The shale gas boom in the US has led to a big drop in its carbon emissions, as power generators switch from coal to cheap gas.
According to the International Energy Agency, US energy-related emissions of carbon dioxide, the main greenhouse gas, fell by 450m tonnes over the last five years – the largest drop among all countries surveyed.
Fatih Birol, IEA chief economist, attributed the fall to improvements in fuel efficiency for transport and a “major shift” from coal to gas in power supply.
“This is a success story based on a combination of policy and technology – policy driving greater efficiency and technology making shale gas production viable,” Mr Birol said.
Shale gas has transformed the US energy landscape, with surging production reducing prices to ten-year lows and raising hopes of an industrial revival.
But it is also the subject of a heated environmental debate, with critics alleging that the production process can pollute groundwater.
Gas is fast becoming the fuel of choice for US energy. In the last 12 months, coal-fired generation has slumped by 19 per cent while that using gas has increased by 38 per cent, according to the US Department of Energy. A gas-fired plant produces half the CO2 emissions of a coal-fired one.
Overall, however, the IEA said 31.6 gigatonnes of CO2 were released into the atmosphere last year, mainly through the burning of fossil fuels. This was one gigatonne more than in 2010 and much higher than the average annual increase of 0.6 gigatonnes between 2006 and 2010.
“The impact of this increase is going to be catastrophic,” said John Sauven, Greenpeace executive director . “We’ve really got to act now, with a real sense of urgency, which up till now has been completely lacking.”
China’s carbon dioxide output increased by more than 700m tonnes last year, a 9.3 per cent rise.

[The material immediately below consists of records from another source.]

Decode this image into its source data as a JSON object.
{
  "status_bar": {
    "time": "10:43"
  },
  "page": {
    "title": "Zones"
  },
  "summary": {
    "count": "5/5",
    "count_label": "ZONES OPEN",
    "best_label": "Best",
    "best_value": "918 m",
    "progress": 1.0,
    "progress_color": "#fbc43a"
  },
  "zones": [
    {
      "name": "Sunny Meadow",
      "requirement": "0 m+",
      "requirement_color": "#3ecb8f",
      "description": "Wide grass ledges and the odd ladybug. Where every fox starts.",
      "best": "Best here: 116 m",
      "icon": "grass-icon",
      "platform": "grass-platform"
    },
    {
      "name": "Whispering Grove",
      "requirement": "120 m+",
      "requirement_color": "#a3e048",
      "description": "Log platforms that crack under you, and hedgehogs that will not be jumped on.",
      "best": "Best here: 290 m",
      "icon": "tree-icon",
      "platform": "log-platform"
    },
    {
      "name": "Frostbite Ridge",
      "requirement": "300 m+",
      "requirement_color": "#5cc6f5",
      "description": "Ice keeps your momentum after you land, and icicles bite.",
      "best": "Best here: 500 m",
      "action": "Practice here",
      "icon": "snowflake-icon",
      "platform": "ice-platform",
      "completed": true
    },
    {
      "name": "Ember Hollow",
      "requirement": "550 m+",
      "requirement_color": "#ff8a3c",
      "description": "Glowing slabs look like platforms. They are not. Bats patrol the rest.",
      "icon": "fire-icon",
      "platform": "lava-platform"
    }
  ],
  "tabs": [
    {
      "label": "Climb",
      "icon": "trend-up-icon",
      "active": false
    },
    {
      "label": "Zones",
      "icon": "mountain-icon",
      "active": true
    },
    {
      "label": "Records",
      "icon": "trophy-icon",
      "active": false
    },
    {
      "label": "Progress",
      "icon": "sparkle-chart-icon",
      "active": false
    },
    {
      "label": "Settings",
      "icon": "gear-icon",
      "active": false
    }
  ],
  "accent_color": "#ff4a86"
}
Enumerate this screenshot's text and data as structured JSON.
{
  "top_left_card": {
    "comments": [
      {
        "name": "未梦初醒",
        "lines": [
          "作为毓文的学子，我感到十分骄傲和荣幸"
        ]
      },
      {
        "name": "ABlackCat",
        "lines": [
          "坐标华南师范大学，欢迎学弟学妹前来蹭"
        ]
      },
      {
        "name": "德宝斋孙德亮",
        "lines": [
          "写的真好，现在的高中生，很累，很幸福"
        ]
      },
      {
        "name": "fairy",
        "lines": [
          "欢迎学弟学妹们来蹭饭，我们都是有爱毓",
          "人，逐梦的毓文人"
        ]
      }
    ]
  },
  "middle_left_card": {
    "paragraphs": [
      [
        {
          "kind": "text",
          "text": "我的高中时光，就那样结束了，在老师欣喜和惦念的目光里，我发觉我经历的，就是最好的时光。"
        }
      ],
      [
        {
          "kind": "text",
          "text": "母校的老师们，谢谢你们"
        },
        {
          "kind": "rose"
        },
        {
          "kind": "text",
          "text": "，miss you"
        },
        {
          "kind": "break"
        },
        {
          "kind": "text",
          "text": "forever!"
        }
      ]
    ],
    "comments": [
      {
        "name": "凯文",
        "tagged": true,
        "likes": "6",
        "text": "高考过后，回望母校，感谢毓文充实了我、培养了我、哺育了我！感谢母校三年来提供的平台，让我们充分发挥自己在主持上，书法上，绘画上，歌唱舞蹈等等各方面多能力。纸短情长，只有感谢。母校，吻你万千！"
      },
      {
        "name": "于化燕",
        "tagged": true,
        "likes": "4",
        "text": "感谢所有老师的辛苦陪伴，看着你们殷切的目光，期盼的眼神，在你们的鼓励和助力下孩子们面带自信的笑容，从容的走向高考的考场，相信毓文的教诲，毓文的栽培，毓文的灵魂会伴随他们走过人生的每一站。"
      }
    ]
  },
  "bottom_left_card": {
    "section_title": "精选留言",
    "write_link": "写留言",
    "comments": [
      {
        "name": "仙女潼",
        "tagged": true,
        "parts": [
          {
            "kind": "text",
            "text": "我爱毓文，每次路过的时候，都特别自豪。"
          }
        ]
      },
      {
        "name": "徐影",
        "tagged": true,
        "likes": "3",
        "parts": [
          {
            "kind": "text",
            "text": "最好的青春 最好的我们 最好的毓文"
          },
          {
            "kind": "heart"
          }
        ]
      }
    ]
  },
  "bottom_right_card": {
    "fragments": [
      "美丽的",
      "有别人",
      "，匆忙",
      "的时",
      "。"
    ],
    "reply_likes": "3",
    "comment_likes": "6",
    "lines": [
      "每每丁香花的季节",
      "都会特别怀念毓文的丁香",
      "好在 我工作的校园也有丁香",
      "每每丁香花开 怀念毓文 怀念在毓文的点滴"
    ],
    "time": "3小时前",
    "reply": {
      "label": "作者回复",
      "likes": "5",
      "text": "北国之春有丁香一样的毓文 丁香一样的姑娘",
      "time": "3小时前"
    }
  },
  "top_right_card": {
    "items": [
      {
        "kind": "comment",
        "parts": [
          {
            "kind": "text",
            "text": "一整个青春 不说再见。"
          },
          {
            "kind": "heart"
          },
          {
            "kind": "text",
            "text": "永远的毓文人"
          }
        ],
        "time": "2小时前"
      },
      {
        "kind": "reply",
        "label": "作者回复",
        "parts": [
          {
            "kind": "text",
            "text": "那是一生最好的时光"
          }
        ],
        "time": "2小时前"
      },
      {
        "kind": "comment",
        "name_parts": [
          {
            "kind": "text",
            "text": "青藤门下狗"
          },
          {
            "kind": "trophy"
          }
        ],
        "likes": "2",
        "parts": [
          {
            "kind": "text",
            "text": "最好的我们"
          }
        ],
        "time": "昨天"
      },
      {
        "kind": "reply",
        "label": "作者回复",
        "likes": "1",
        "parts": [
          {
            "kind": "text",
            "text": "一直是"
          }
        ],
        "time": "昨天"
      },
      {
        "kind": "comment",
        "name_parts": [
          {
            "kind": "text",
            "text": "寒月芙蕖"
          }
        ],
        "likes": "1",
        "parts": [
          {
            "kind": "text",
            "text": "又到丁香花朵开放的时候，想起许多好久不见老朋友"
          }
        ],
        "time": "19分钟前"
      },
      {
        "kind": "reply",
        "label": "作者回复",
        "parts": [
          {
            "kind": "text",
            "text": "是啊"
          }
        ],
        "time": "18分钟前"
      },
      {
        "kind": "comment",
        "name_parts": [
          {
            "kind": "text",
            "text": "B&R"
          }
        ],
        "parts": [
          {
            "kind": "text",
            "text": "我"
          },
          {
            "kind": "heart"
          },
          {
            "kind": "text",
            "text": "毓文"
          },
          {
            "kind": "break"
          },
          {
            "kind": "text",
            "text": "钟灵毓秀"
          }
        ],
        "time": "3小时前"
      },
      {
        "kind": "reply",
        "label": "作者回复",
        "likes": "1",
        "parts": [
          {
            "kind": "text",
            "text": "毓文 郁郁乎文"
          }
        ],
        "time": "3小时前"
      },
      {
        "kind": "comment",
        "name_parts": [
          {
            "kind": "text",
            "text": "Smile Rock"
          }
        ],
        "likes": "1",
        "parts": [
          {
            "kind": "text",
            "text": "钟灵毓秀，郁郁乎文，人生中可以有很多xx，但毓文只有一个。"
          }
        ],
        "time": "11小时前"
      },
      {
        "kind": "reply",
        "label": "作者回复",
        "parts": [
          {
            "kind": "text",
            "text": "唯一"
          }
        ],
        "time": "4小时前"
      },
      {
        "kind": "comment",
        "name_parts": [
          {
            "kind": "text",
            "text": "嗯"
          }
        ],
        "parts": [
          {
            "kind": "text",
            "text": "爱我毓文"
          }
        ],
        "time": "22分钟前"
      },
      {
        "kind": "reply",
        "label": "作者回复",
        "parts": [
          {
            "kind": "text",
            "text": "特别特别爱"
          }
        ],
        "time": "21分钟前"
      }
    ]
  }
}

India overtook Russia to become the world’s fourth largest CO2 producer, after China, the US and the European Union.
While China pumps out more CO2 than any other country, its per capita emissions are only two-thirds of advanced countries. Mr Birol said China was making “major efforts” on energy efficiency, which had improved by 15 per cent in the past five years. Without these, he said, global carbon emissions would have been 1.5 gigatonnes higher.